April 28, 2008 by Manure Manager
The Iowa Department of Natural
Resources will be issuing a permit to the Couser Feedlot, a permit that
uses a new modeling system and vegetative filter technology to keep
manure and nutrients in place.
The Iowa Department of Natural Resources will be issuing a permit to the Couser Feedlot, a permit that uses a new modeling system and vegetative filter technology to keep manure and nutrients in place.
“The two-year, conditional permit will allow Bill Couser to expand his existing operation from 1,300 to 2,500 head of beef cattle using nature to treat the effluent,” says Reza Khosravi, DNR permitting engineer. “With intensive management and monitoring, this is an alternative to using an earthen basin to store the manure.”
With the vegetative or alternative technology, grassy treatment areas, sometimes combined with grassy infiltration areas, treat the feedlot runoff to remove nutrients and pathogens. With the conventional technology, manure solids are removed and liquids are held in an earthen basin to be used later as fertilizer.
DNR engineer Khosravi warns that alternative technologies may sound appealing to people, but they are not for everyone. For DNR to issue a permit the site must meet certain criteria and the modeling must show that the alternative technology can perform as well as one of the existing basin systems.
Producers considering alternative technology must have a site that meets the DNR’s siting criteria, available on the DNR website at www.iowadnr.com.
New spreadsheet calculates the value of manure Higher commercial fertilizer prices have heightened interest in livestock manure for supplying crop nutrients and significantly increased the value of manure as a nutrient source.
More producers are looking at the contribution of manure’s value to cash flow in livestock operation budgets, and seeking a market value in exchange situations between livestock producers and crop producers.
The university has developed a spreadsheet that considers these factors and will calculate the value of manure for interested producers, consultants and others.
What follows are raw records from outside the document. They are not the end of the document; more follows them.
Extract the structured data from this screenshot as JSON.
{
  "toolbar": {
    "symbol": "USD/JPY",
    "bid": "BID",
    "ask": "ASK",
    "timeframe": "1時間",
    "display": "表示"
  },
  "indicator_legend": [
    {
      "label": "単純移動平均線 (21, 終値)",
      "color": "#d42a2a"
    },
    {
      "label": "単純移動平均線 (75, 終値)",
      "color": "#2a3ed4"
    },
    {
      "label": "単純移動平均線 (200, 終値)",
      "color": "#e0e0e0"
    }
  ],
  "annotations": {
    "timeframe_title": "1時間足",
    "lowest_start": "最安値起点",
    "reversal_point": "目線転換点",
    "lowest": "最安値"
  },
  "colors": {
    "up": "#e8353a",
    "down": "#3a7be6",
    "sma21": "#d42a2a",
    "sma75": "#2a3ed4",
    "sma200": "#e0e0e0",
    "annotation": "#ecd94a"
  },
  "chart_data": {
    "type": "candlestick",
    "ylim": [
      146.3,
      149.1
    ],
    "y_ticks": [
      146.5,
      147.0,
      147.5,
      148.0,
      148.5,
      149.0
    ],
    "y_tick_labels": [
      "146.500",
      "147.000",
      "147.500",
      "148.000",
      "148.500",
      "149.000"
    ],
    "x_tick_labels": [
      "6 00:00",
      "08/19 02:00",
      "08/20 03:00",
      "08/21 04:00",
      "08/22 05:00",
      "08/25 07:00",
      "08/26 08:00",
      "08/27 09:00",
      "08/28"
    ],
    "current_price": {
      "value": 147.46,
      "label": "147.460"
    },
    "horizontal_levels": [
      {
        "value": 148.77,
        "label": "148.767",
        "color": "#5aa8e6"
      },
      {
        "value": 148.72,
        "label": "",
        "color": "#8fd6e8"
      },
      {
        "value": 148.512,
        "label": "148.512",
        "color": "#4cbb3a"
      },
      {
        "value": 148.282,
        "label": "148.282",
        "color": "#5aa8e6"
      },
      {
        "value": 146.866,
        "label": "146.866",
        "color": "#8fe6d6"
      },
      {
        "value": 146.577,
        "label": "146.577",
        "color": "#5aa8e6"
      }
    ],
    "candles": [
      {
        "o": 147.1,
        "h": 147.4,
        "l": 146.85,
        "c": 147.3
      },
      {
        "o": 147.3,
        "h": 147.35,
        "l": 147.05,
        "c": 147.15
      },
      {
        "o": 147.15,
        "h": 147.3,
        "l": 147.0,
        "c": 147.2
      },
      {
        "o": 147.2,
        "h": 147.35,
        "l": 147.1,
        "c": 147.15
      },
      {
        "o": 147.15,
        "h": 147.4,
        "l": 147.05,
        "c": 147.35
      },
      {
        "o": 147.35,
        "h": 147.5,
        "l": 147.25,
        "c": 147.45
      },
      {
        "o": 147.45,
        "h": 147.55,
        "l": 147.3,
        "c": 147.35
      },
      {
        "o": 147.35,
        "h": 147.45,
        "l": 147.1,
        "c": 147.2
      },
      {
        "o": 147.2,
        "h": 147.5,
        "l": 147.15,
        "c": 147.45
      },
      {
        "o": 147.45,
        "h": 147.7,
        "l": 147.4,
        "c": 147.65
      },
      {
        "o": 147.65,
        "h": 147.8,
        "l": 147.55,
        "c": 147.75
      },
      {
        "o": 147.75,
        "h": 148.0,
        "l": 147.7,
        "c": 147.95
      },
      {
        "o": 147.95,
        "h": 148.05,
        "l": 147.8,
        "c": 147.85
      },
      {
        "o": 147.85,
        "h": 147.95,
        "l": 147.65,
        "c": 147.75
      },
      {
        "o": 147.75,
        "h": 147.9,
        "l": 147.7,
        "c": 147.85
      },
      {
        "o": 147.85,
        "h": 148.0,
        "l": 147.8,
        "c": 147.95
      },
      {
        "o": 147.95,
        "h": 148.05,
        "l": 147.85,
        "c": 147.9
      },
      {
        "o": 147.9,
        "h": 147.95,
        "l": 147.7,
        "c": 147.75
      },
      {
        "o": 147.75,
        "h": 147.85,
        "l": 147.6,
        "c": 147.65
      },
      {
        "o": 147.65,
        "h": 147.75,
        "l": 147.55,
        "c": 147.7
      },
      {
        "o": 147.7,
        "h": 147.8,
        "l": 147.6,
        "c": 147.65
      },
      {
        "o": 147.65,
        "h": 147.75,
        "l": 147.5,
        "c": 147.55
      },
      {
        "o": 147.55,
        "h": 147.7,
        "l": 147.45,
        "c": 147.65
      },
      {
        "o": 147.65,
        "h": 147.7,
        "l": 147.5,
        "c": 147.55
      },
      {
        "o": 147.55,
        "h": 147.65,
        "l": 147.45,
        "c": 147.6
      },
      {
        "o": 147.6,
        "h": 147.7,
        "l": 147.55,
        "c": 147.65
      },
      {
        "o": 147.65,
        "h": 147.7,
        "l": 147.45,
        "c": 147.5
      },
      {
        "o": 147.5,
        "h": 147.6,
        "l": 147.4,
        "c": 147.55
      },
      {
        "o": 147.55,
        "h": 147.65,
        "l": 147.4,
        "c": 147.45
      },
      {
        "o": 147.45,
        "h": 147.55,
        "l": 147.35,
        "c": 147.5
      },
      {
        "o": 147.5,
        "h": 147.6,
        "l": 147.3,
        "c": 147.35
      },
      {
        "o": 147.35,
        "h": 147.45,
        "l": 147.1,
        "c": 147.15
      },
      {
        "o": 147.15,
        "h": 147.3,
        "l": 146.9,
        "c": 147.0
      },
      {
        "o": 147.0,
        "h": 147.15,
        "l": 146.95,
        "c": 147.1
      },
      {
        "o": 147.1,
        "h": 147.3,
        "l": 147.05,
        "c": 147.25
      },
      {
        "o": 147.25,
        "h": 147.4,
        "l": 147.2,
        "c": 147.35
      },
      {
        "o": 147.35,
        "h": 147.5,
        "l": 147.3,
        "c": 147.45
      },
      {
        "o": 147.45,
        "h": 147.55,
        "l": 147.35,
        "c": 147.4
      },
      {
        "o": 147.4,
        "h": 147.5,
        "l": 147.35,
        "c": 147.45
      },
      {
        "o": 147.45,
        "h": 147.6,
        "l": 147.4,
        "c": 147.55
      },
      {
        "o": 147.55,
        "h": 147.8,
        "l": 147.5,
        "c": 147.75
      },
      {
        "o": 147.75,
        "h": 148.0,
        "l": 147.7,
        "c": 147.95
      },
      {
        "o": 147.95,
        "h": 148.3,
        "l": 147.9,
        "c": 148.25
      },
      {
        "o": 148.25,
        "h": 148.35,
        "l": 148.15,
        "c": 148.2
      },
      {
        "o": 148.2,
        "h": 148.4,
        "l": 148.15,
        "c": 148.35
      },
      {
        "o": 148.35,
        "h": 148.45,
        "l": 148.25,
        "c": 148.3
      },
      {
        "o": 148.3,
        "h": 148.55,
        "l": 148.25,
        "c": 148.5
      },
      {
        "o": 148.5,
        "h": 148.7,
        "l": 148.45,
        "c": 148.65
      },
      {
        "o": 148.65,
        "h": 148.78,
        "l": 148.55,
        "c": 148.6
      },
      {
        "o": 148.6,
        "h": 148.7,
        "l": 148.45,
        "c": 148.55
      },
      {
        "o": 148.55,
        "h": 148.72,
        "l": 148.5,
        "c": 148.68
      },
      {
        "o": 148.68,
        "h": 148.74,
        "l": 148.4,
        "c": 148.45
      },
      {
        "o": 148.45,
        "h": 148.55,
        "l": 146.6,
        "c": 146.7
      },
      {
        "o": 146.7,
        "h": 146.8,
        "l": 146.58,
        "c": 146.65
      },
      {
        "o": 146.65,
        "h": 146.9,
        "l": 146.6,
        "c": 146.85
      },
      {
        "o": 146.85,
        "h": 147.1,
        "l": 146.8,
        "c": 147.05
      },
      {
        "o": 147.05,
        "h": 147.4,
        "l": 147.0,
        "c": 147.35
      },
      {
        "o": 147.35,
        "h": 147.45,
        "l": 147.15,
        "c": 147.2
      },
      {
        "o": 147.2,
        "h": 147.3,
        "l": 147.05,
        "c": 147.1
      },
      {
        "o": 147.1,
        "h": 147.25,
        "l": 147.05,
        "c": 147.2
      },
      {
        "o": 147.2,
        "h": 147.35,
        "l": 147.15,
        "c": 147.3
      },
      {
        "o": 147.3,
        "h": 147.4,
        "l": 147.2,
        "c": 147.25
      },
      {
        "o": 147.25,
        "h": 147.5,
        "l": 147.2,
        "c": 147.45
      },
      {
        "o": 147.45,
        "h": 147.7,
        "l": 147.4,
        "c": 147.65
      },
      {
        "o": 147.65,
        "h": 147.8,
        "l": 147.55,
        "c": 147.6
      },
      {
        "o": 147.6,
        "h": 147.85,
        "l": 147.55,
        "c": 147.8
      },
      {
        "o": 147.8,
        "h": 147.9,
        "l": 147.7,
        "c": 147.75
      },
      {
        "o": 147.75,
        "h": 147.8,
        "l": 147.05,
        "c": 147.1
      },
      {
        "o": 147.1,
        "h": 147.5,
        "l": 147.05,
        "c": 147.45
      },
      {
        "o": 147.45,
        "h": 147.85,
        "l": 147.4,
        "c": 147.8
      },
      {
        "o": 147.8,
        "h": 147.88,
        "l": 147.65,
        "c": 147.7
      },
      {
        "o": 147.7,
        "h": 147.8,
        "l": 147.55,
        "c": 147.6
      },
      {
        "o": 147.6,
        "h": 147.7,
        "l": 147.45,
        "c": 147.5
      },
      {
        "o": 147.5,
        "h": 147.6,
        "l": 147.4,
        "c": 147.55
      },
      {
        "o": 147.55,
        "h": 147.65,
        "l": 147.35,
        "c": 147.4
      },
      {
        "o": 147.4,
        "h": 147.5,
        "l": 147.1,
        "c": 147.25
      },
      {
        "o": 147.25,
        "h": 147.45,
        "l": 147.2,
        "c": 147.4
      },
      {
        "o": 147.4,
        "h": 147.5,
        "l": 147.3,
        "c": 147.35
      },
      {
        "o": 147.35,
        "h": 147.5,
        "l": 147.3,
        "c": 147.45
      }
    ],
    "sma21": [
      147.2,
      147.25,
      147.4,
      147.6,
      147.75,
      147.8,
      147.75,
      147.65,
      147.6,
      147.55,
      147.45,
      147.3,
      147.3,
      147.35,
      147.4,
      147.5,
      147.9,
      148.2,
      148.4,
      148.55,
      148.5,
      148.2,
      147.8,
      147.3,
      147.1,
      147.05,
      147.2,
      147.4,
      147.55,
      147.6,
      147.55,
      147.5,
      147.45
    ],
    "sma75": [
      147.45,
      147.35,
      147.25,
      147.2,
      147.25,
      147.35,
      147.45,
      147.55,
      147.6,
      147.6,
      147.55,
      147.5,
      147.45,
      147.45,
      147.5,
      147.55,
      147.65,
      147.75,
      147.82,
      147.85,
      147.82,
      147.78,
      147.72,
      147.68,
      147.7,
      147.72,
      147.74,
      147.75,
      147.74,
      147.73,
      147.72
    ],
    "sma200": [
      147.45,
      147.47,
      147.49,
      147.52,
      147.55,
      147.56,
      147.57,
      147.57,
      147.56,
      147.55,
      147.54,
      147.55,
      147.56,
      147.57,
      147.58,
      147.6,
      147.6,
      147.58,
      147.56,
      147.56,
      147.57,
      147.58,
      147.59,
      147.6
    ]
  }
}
It’s available at http://swroc.coafes.umn.edu/Bob/docs/manurwkst.htm.